Will England win World Cup 2014? Yes, as long as it's cold and we wear red

Stephen Hawking reveals his World Cup winning formula and how to take the perfect penalty ahead of England's push for success in Brazil

Brett Leppard
Wednesday 28 May 2014 15:05
Professor Stephen Hawking shares World Cup data and explains England's best chances of winning
Professor Stephen Hawking shares World Cup data and explains England's best chances of winning

It doesn't take a genius to work out that when it comes to the World Cup, England are often left sitting in the corner with a cone on their heads wondering where it all went wrong. What does take a genius, however, is working out how England can succeed this summer.

Fortunately England have a genius in Professor Stephen Hawking, who has taken some time out from solving the mysteries of the universe to pinpoint how England can optimise their chances of coming home as winners from Brazil.

"It is hugely complicated", Professor Hawking said. "In fact, compared to football I think quantum physics is relatively straightforward."

Teaming up with bookmakers Paddy Power, Professor Hawking has examined England's World Cup performances since 1966 - looking for the key factors and variables which separate the winners from the losers.

And the result? A World Cup winning formula that might be a tad tough to decipher for those not versed in theoretical physics.

Stephen Hawking's World Cup winning formula

While Professor Hawking's formula might look well outside the world of football, it reveals a number of key variables that could make the difference on the pitch, from how to take the perfect penalty to why playing 4-4-2 is a losing strategy.

The ideal conditions

It seems the conditions in Brazil might not quite be in our favour. With late kick-offs, a hot climate and being so far away from home, England's squad will probably struggle.

Mild climates are best: A 5⁰C rise in temperature is expected to reduce England's chances of winning by 59%.

Altitude: England are twice as likely to win when playing below 500m above sea level.

Stay close to home: England are 22% more likely to win when travelling short distances. Cultural differences and jet lag take their toll.

Kick-off: England are creatures of habit and their chances of winning could improve by a third when starting at 15.00 local time.

Formation: A confident 4-3-3 has a success rate of 58% compared to 48% when playing 4-4-2.

Wear red: England's success rate has been 20% higher in coloured shirts. Red makes teams feel more confident and can lead them to being seen as more aggressive and dominant.

Keep the referees European: Referees give England the best chance of success. England have a win percentage of 63% with a European referee, compared to 38% when the referee is from elsewhere.

How to take the perfect penalty

Be a striker: Forwards have the best scoring record for penalty shootouts at 81%, but their teammates aren't too far behind with midfielders scoring 67% and defenders scoring 65%.

Be blond or bald: Fair-haired and balding players have a success rate of 84% and 71% compared to darker haired player who have 69% success.

Run up: There is only a 58% probability of scoring if your run-up is three steps or under.

Side footed: Place the ball with the side foot and you are 10% more likely to score than if you whack it with your laces

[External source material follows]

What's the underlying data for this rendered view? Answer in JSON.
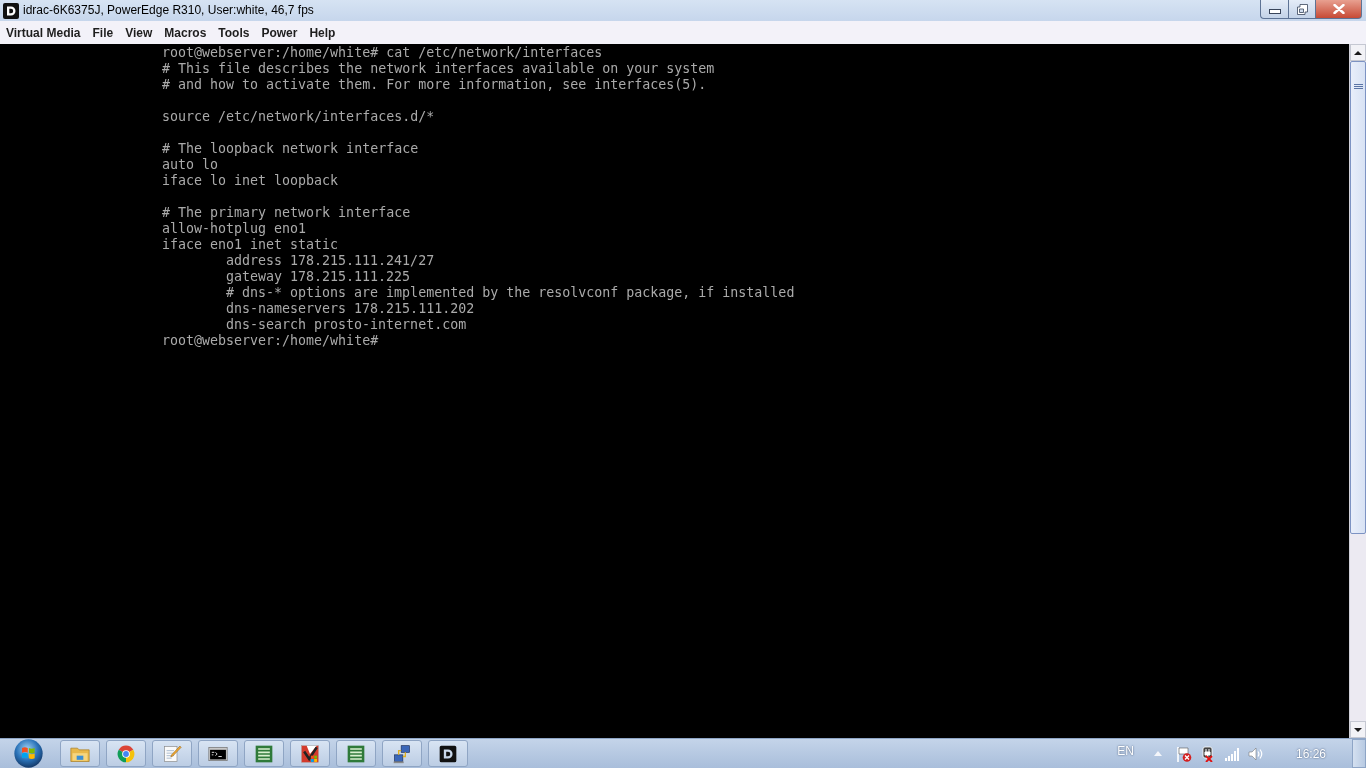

Aim for the top corner: 84% of penalties in the top corner go in. The highest percentage of any area.

Goalkeepers: They are 18% more likely to save the ball if they move from side to side.

Register for free to continue reading

Registration is a free and easy way to support our truly independent journalism

By registering, you will also enjoy limited access to Premium articles, exclusive newsletters, commenting, and virtual events with our leading journalists

Already have an account? sign in

By clicking ‘Register’ you confirm that your data has been entered correctly and you have read and agree to our Terms of use, Cookie policy and Privacy notice.

This site is protected by reCAPTCHA and the Google Privacy policy and Terms of service apply.

Join our new commenting forum

Join thought-provoking conversations, follow other Independent readers and see their replies


Thank you for registering

Please refresh the page or navigate to another page on the site to be automatically logged inPlease refresh your browser to be logged in